Observation of biofilms formed on the bottom of the wells of microtiter plates is very common using optical microscopes at magnifications of 100 to 200x, which typically cover areas of 0.3 mm2 [3639]. These observations have provided some information about the architecture of the biofilms formed on the bottom of the wells (particularly when CLSM is used) but usually disregard the biofilm that forms on the vertical wall. It has been shown that in dynamic conditions the amount of biofilm formed on the vertical wall can be higher than the one formed on the bottom of the well [6], and therefore a method was developed in this work to determine the spatial localization of these biofilms in a high throughput manner, using common laboratory equipment. The area under analysis in each of the four sections defined for the differential staining is equivalent to the area analyzed by optical microscopy using a 15x magnification. This area could be further reduced (thus increasing the precision of the method) by dividing the well in sections of smaller height.
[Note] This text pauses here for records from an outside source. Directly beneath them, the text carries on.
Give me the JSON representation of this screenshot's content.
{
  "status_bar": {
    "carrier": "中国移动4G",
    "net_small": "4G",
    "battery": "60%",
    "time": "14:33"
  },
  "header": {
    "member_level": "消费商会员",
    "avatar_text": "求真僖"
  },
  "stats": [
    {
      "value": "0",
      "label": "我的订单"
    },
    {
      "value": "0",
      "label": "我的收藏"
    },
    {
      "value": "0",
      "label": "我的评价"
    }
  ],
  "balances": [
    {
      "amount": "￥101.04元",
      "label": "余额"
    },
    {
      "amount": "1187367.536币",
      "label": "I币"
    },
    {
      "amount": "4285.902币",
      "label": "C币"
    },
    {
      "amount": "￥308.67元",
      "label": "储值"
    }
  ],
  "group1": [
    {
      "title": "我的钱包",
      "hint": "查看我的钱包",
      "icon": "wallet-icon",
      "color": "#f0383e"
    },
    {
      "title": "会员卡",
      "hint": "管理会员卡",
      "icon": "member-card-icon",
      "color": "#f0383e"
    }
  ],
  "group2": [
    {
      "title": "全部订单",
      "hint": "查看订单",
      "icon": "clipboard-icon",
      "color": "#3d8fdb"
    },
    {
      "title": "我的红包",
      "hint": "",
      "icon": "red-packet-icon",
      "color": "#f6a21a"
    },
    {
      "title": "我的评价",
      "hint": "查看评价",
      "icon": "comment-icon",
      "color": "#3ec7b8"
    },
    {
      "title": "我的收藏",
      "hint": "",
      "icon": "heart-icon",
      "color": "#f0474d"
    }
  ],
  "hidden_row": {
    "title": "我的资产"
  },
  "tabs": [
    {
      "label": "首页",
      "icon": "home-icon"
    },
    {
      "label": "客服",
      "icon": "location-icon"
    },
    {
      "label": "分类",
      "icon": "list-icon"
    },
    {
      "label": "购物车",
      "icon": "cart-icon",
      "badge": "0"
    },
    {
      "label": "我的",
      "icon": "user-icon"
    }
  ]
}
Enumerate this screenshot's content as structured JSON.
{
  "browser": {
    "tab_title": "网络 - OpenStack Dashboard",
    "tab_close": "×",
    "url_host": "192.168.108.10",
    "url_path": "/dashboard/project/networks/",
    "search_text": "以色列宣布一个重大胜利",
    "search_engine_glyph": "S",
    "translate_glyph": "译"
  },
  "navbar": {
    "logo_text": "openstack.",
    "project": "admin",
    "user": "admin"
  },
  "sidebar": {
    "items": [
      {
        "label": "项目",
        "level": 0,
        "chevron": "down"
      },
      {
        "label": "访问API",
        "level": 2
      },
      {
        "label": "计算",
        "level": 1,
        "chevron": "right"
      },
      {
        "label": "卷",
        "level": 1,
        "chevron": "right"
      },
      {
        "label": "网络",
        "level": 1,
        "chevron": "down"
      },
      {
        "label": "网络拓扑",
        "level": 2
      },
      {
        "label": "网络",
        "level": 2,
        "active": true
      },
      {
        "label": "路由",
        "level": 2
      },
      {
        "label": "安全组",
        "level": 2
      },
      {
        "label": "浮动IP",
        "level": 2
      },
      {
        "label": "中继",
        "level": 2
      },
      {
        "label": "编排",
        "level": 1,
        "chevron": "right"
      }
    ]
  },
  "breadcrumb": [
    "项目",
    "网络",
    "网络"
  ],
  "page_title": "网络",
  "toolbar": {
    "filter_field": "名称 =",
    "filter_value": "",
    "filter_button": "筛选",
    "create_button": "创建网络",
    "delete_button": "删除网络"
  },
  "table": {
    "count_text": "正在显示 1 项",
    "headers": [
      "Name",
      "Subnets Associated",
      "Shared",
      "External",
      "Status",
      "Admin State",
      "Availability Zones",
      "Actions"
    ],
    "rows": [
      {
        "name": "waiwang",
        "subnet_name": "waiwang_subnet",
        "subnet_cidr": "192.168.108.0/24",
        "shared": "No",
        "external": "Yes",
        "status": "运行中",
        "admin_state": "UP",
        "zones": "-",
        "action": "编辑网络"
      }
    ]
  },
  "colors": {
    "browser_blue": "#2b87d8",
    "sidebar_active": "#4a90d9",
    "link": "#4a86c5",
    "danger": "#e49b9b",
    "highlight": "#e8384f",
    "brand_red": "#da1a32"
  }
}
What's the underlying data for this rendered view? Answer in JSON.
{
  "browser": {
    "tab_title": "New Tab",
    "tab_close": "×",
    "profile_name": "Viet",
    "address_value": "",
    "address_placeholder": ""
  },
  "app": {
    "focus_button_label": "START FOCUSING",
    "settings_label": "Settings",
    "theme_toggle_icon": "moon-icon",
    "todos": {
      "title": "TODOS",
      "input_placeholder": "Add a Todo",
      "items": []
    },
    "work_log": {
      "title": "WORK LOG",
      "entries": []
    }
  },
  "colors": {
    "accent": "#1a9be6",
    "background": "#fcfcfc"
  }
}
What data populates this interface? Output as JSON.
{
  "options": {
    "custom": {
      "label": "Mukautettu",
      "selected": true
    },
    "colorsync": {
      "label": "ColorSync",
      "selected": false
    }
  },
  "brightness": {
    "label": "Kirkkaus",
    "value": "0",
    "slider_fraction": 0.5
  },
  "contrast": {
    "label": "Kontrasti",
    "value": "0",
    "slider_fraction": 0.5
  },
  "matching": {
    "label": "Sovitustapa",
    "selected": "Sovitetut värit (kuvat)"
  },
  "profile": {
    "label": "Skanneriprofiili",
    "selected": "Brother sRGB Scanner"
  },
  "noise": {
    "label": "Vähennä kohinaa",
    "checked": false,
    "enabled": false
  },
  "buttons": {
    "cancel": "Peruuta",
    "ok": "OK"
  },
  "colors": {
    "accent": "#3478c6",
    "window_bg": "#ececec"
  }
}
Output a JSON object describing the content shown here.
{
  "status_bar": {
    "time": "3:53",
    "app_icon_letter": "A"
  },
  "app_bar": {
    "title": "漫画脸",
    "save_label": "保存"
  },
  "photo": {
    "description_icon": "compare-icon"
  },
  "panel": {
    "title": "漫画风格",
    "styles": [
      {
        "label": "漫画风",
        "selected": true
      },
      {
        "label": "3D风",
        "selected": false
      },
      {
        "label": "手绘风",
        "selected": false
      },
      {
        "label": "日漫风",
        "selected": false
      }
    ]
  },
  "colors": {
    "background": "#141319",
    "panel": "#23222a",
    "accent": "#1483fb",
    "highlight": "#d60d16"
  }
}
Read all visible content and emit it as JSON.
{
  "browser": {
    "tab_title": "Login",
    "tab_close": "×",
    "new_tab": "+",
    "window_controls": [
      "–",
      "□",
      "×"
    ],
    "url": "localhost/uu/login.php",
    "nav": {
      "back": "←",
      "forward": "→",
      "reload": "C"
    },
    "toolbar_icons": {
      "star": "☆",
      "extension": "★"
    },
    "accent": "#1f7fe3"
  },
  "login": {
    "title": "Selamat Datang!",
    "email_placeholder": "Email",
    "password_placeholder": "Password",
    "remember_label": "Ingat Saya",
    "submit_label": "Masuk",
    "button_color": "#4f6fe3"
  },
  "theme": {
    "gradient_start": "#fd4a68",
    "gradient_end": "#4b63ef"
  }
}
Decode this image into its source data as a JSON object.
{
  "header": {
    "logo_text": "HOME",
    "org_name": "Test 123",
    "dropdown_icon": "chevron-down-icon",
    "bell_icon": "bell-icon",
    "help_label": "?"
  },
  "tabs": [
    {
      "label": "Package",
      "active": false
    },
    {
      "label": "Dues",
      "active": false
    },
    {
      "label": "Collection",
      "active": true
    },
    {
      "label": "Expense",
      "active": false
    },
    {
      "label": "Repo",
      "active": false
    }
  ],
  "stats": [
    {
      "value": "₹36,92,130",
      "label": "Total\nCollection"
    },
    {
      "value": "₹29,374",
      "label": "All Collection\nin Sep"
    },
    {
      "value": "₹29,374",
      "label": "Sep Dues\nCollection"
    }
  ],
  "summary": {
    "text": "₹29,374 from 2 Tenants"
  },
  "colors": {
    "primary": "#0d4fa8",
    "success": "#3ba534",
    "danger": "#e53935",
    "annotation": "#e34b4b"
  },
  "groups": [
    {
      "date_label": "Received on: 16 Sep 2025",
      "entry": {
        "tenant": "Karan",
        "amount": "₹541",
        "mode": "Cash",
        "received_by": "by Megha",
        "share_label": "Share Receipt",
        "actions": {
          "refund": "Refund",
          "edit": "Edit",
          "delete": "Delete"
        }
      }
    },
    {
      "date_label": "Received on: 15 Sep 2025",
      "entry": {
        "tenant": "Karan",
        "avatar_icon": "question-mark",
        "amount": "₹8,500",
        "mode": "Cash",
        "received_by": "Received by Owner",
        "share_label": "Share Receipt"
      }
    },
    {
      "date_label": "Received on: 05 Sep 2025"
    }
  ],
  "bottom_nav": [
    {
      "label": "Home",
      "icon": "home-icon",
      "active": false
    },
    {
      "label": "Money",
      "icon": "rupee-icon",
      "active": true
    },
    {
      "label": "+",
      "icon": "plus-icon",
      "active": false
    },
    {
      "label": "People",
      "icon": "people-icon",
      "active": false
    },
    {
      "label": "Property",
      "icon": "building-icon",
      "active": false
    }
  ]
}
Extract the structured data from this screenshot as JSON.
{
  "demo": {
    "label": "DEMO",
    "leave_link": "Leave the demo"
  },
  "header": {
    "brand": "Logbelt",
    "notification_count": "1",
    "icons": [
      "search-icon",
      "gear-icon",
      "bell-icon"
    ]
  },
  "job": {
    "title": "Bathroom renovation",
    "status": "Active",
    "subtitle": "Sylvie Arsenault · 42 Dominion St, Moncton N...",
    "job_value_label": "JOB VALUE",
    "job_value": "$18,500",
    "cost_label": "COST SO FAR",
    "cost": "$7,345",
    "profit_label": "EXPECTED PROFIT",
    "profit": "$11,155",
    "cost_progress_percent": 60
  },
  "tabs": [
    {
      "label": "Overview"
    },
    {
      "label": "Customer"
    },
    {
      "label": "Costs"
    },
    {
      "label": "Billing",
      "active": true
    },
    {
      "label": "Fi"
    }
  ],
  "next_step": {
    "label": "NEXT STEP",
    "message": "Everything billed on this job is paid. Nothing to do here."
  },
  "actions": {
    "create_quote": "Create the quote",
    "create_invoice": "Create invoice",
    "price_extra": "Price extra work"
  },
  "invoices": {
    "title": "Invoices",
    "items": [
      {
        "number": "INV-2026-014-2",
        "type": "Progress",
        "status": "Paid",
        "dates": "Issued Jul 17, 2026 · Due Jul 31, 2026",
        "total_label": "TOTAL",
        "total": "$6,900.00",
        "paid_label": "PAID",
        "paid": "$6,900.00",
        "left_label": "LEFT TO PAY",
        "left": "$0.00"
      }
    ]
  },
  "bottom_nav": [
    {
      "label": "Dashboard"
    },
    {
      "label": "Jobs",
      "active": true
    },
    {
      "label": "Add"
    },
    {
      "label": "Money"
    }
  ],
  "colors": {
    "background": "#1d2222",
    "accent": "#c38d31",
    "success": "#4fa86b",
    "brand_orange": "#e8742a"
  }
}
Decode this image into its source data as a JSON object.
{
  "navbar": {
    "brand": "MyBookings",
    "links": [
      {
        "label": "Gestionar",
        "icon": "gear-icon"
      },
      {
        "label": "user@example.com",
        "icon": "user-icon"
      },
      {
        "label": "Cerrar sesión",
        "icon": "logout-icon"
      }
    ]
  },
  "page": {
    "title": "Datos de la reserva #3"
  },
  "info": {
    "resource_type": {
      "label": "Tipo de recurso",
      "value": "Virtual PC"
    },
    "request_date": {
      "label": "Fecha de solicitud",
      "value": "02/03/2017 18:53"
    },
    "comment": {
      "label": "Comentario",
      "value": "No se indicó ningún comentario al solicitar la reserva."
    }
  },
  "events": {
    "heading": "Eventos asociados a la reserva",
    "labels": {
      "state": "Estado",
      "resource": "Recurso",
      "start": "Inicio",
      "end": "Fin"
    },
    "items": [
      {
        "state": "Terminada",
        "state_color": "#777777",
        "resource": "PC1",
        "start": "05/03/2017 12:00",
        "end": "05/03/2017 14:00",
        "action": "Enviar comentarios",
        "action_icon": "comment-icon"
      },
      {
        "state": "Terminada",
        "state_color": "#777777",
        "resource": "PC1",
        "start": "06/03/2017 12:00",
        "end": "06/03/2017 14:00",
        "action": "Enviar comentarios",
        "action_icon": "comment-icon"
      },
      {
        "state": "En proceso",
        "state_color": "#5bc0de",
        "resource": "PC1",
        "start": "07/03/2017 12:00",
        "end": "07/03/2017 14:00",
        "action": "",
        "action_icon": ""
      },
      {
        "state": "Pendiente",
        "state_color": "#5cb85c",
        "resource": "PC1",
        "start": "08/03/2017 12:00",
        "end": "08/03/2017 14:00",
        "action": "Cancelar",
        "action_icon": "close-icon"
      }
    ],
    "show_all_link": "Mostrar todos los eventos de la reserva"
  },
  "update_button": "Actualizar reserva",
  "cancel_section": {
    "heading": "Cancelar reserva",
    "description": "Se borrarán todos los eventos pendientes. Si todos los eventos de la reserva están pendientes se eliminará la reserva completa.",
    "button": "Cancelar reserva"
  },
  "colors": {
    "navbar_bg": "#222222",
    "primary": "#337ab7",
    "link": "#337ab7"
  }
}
The novel approach presented in this work demonstrates that the CV dye can be extremely useful in locating the adherent cells in microtiter plates when used in a differential way. The method is slightly more laborious and slower than the traditional staining procedure, but it requires fewer resources and has higher throughput than other techniques that are used to determine the spatial location of biofilms.

Conflict of Interests

The authors declare that there is no conflict of interests regarding the publication of this paper.


The authors acknowledge the financial support provided by Operational Programme for Competitiveness Factors (COMPETE), European Fund for Regional Development-FEDER, and the Portuguese Foundation for Science and Technology (FCT), through Projects PTDC/EBB-BIO/102863/2008 and PTDC/EBB-BIO/104940/2008. Luciana Gomes acknowledges the receipt of a Ph.D. Grant from FCT (SFRH/BD/80400/2011). João Miranda and José Araújo (Transport Phenomena Research Center, FEUP) are acknowledged for the numerical simulations.